The error in such thinking is failing to see that accommodating a viewpoint need not mean accepting it.  For if Evangelicals agree with Augustine that “all truth is God’s truth” then they need not fear truth, wherever it may be found.  Last and most importantly, as those called to love their neighbour “as themselves,” this includes respecting (if not always adopting) her ideas and texts as much as our own.

So how does this work?

Just as Evangelicals have empathy for physical differences and compassion for intellectual differences, so they need openness for ideological or methodological differences.  So “accommodation” for such differences amounts to dialogue which, unlike dispute, does not seek for the weaknesses in what is said, but for its real strength.

True dialogue is thus truth-seeking, and the openness that it requires is self-awareness: understanding that I know in part, but not in full.  Thus dialogue requires both: an openness to listen, a willingness to critique.

If my assessment is accurate it’s easy to see why most Evangelicals have no real interaction with ideologically or methodologically outsiders.

For where churches prize acceptance there is no real dialogue, for dialogue on contentious issues promotes conflict.  The result is that when it comes to ideas the church is not a place of reciprocity and openness, but of receiving and conforming.

Rejecting dialogue causes two misfortunes.

First, it forces newcomers to divest themselves of their identity in order to acquire some supposed, uniform Christian identity (as though being “in Christ” [Gal 3] is about personality as opposed to being about character and relationship).  Second, it serves to reinforce the church’s insularity as a “tribe”—keeping existing tribesmen untainted and unthreatened by anything that from outside.

 

Jesus didn’t come to save us from our sins.”

No, he didn’t.

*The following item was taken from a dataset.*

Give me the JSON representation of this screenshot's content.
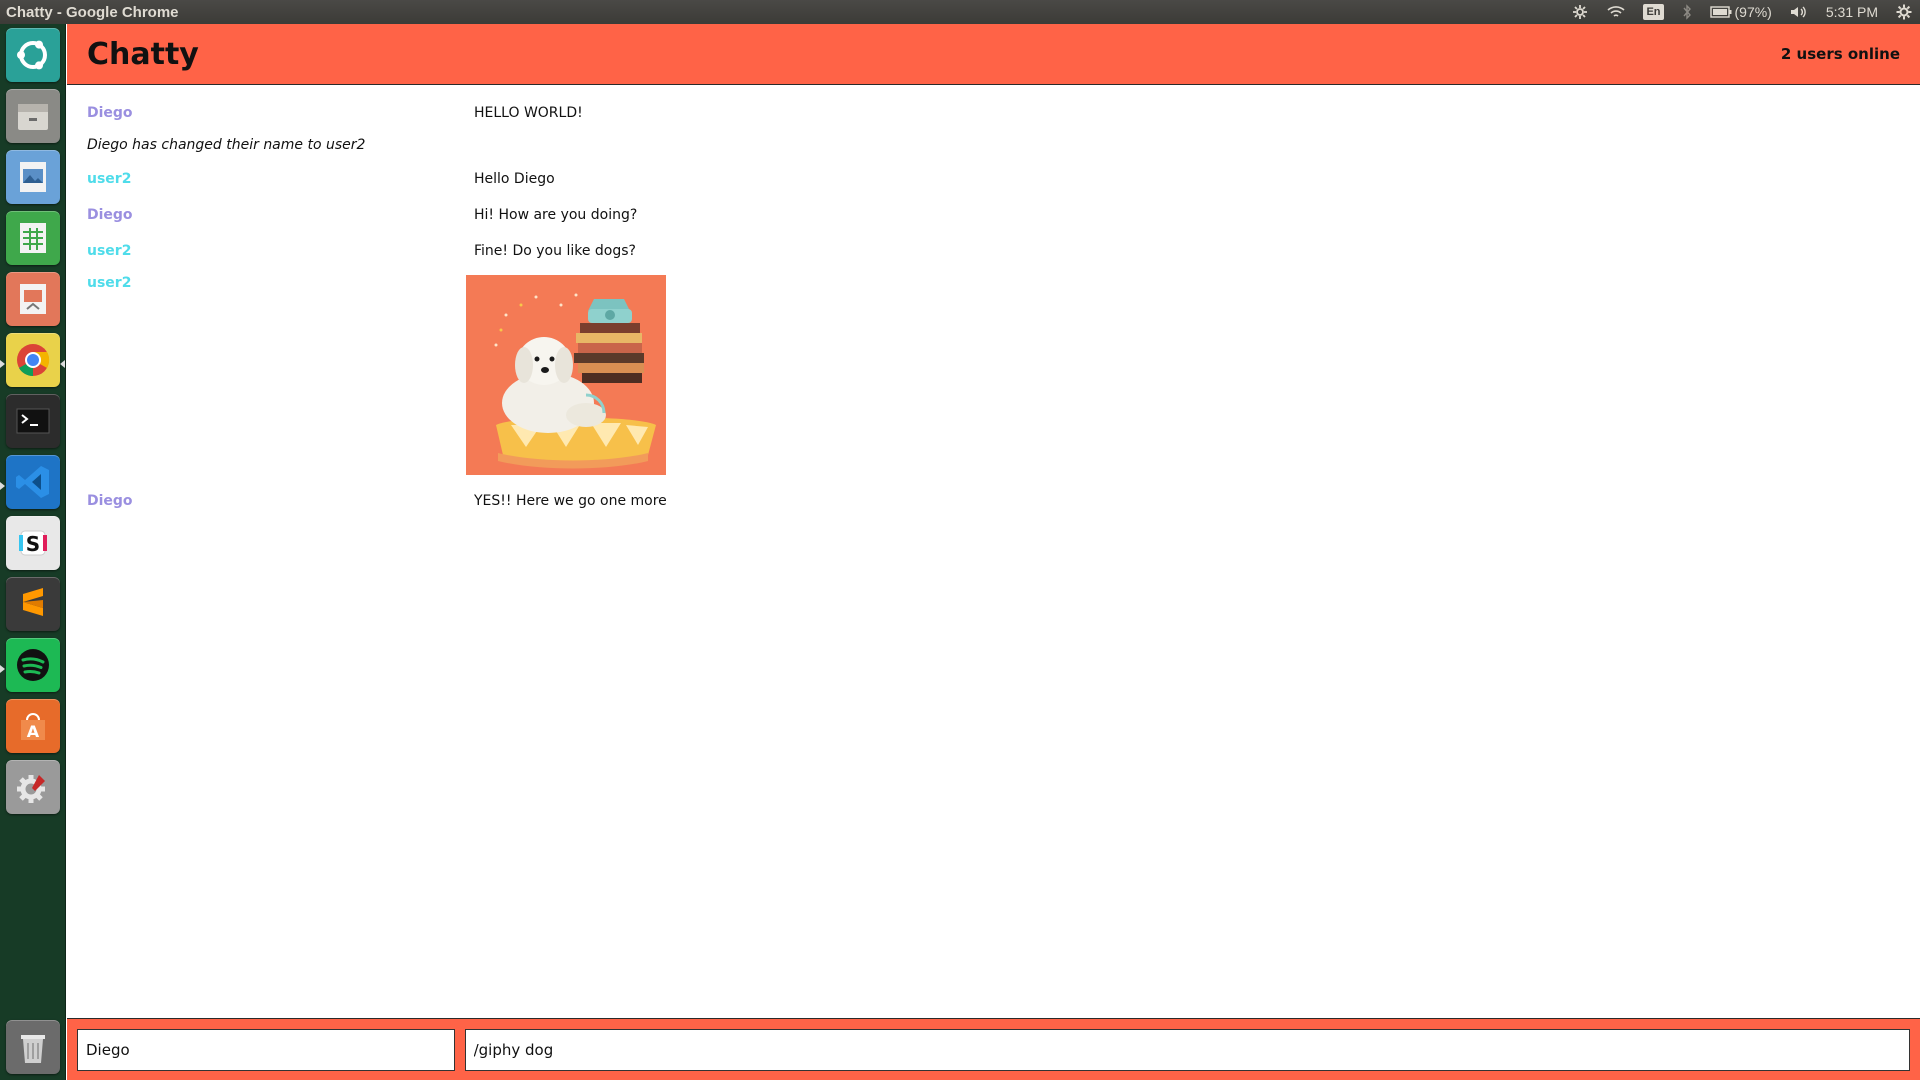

Matt 3:2 and 4:17, Mk 1:14-15, and Lk 4:43 all prove it.  Jesus came to inaugurate the Kingdom of God, which includes me (and my need to be delivered from the harmful patterns and negative consequences of so many of my orientations—my need to be in right relationship with God) but is neither mine nor primarily about me.  The difference is subtle, but the impact is crucial.  Thankfully for those that heard this comment, a healthy dialogue ensued.